The holiday season would be incomplete without re-filing for financial aid and paying Spring semester tuition. It’s a time that wracks me with anxiety about whether college will even pay off. On one hand, I know the degree I’ll receive next Fall will be imbued with prestige. On the other, I get to watch my bank account slowly bleed out while my student debt piles up.

So when I pay the bills, I know what I owe Emory: money and gratitude. But the University gets my money immediately, leaving me to eyeball average salaries of graduates to gauge if gambling on myself will work out. This stress is only compounded by the social isolation of being lower-income on Emory’s privileged campus, so it should be no wonder that mounting debt and a fear of asking for help almost scared me into transferring. While Emory does an excellent job of recruiting lower-income students to its undergraduate divisions, quality of life is just as important to the college experience as admission and affordability.

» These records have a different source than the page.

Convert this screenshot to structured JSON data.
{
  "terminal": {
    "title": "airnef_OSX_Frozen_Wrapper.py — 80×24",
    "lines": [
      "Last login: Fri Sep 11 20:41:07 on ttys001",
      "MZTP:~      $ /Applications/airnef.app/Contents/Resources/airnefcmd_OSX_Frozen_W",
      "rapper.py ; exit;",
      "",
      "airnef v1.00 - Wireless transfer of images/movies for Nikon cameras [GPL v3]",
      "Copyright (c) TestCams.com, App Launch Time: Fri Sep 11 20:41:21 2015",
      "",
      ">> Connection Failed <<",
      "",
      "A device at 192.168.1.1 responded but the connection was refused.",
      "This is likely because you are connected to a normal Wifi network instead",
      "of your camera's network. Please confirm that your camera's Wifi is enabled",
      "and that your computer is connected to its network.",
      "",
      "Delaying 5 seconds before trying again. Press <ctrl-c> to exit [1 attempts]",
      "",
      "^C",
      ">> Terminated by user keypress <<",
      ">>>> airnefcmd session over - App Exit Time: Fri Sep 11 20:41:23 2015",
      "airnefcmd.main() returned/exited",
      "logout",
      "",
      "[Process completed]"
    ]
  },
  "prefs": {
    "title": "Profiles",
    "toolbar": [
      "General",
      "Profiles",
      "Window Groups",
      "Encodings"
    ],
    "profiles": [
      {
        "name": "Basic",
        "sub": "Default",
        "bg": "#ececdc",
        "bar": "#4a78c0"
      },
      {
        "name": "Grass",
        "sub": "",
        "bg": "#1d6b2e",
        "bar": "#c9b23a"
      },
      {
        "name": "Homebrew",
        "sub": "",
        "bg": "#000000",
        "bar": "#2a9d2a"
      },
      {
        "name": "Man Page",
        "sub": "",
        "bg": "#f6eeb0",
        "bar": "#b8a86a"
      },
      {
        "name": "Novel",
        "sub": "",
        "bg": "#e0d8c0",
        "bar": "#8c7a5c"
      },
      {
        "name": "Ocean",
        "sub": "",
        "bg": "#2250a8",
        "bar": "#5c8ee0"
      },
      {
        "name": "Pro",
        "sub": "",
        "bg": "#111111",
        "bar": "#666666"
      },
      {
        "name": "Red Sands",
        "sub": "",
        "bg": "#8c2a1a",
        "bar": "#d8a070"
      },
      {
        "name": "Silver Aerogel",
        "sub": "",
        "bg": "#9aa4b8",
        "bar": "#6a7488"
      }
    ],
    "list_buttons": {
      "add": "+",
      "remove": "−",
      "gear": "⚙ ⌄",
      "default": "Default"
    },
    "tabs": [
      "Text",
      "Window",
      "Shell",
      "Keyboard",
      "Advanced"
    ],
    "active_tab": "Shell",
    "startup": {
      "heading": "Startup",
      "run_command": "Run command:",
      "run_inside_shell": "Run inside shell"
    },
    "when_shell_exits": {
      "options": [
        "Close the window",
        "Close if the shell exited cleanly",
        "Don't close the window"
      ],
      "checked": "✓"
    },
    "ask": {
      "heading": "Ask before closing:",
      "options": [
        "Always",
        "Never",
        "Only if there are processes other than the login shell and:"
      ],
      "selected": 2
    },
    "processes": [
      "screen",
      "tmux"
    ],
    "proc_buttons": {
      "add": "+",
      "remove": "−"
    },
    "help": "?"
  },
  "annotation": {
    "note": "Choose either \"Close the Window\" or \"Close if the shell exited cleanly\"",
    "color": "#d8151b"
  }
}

To retain lower-income and minority students and improve their experience, schools like Emory should bolster the support networks for them. Lower-income and minority students are disproportionately likely to exit college without a degree, and even those who do graduate still struggle with the adjustment to new class environments.

Fortunately, it seems the University is aware of this need: last Spring, Emory joined the American Talent Initiative (ATI), a program that seeks to expand educational access for low and mid-income students. In its 2018 Impact Report, ATI identified boosting retention rates as an important step in this process. Additionally, in Fall 2013, the University launched the 1915 Scholars Program to connect first-generation college students with their peers and faculty mentors. More can be done to augment this program, however, as not all first-generation students are automatically enrolled, and not all lower-income and minority students are first-generation.

Because I’m only able to attend Emory due to its generous financial aid policies, I’m reticent to ask for more support. But over the past three years, I’ve realized that even though Emory wants to help people like me, administrators won’t know that students are struggling unless they air their grievances. And while I can’t hope to speak for all lower-income students at the University, I know I’m not alone in looking for assistance.

Though I have been fortunate to obtain paid summer internships, many of my peers have not had that privilege. Emory’s Career Center offers some scholarships for lower-income students to take unpaid internships in nonprofits, non-governmental organizations or the public sector through the Emory Civic Scholars program, but the University could redirect funding toward the program so that they could offer more than 15 each summer. Alternatively, Emory could pilot a program for funding internships unrelated to civic service.

Even if creating more programs or increasing funding for existing ones would prove difficult, providing more communications about what already exists could still be beneficial. For example, the University could create an email list-serv to distribute more information about opportunities for Pell grant recipients, or it could use the Pre-major Advising Connections at Emory Program (PACE) to distribute useful information about programs for lower-income students.

That said, there are steps beyond basic communication that Emory should take to aid low-income students. The University could hire more employees from diverse socioeconomic and racial backgrounds. Research of minorities’ mentorship experiences suggests that similar identities and values were correlated with better outcomes. While less has been written about this phenomenon, I know the reassurance that comes from seeing someone in power from a similar socioeconomic background firsthand. The support I’ve received from those individuals, especially those from Emory, has influenced my decision to major in history, to pursue law school and to keep writing for the Wheel. For instance, I almost quit the Wheel entirely until a New York Magazine writer whom I had reached out to encouraged me to stick with it despite classist tension. Even though American culture tempts us to create images of ourselves as self-made, I know that I’ve only accomplished what I have because I’ve seen people like me achieve much more while overcoming larger obstacles than my own.

This isn’t to say that the University should export the workload of supporting students onto this already limited set of individuals. Instead, Emory should correct the problems isolated by its Class and Labor Reports completed in 2013 and 2018, which found disparities in tenure and salary along lines of race, class and gender. The 2018 report’s executive summary, dated from 2016, urged Emory’s deans to review hiring practices to address these issues in hiring and pay. Aside from improving the University’s work environment, a resolution to these problems would be a boon for lower-income and minority student mentorship. While the ongoing cluster hire of three faculty members to diversify the History Department’s course offerings is a step toward this end, it must be accompanied by broader hiring reforms and alleviation of pay disparity.

Emory already does a lot to make college accessible for lower-income and minority students, and for those efforts it should be praised. But loans, social exclusion and poor faculty representation demonstrate that there’s more to be done, and I hope future students are afforded a smoother transition throughout college.

Isaiah Sirois (19C) is from Nashua, N.H.